*ASSIGNMENT:*
Exactly as written, give back every record below.

*INPUT:*
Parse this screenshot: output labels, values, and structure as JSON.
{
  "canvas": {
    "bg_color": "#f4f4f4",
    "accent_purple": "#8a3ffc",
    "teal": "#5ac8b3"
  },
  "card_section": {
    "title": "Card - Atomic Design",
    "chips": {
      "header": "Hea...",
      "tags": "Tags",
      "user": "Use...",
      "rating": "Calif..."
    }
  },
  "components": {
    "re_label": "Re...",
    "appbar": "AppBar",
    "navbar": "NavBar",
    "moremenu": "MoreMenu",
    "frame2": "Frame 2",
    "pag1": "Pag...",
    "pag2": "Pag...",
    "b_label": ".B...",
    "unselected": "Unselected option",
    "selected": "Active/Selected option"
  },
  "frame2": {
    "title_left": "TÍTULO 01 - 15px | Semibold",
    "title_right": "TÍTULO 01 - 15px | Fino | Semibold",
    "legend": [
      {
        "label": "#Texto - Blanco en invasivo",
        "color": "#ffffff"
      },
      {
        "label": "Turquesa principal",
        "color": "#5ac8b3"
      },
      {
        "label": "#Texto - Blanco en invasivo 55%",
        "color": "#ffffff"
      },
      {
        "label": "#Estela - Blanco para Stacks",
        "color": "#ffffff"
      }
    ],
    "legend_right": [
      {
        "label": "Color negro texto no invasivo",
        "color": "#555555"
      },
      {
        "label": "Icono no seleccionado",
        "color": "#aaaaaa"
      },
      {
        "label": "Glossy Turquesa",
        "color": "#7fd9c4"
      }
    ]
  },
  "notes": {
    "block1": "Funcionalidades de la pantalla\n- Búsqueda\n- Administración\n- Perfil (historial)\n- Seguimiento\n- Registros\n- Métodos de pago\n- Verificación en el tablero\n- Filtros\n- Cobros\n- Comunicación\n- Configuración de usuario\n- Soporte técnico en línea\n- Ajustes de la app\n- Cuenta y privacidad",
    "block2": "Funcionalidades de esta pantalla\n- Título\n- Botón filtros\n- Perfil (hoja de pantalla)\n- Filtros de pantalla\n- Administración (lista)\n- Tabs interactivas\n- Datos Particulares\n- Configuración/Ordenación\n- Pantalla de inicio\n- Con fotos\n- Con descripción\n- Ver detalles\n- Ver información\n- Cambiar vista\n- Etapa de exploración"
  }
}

*RESPONSE BOX:*
Parse this screenshot: output labels, values, and structure as JSON.
{
  "canvas": {
    "bg_color": "#f4f4f4",
    "accent_purple": "#8a3ffc",
    "teal": "#5ac8b3"
  },
  "card_section": {
    "title": "Card - Atomic Design",
    "chips": {
      "header": "Hea...",
      "tags": "Tags",
      "user": "Use...",
      "rating": "Calif..."
    }
  },
  "components": {
    "re_label": "Re...",
    "appbar": "AppBar",
    "navbar": "NavBar",
    "moremenu": "MoreMenu",
    "frame2": "Frame 2",
    "pag1": "Pag...",
    "pag2": "Pag...",
    "b_label": ".B...",
    "unselected": "Unselected option",
    "selected": "Active/Selected option"
  },
  "frame2": {
    "title_left": "TÍTULO 01 - 15px | Semibold",
    "title_right": "TÍTULO 01 - 15px | Fino | Semibold",
    "legend": [
      {
        "label": "#Texto - Blanco en invasivo",
        "color": "#ffffff"
      },
      {
        "label": "Turquesa principal",
        "color": "#5ac8b3"
      },
      {
        "label": "#Texto - Blanco en invasivo 55%",
        "color": "#ffffff"
      },
      {
        "label": "#Estela - Blanco para Stacks",
        "color": "#ffffff"
      }
    ],
    "legend_right": [
      {
        "label": "Color negro texto no invasivo",
        "color": "#555555"
      },
      {
        "label": "Icono no seleccionado",
        "color": "#aaaaaa"
      },
      {
        "label": "Glossy Turquesa",
        "color": "#7fd9c4"
      }
    ]
  },
  "notes": {
    "block1": "Funcionalidades de la pantalla\n- Búsqueda\n- Administración\n- Perfil (historial)\n- Seguimiento\n- Registros\n- Métodos de pago\n- Verificación en el tablero\n- Filtros\n- Cobros\n- Comunicación\n- Configuración de usuario\n- Soporte técnico en línea\n- Ajustes de la app\n- Cuenta y privacidad",
    "block2": "Funcionalidades de esta pantalla\n- Título\n- Botón filtros\n- Perfil (hoja de pantalla)\n- Filtros de pantalla\n- Administración (lista)\n- Tabs interactivas\n- Datos Particulares\n- Configuración/Ordenación\n- Pantalla de inicio\n- Con fotos\n- Con descripción\n- Ver detalles\n- Ver información\n- Cambiar vista\n- Etapa de exploración"
  }
}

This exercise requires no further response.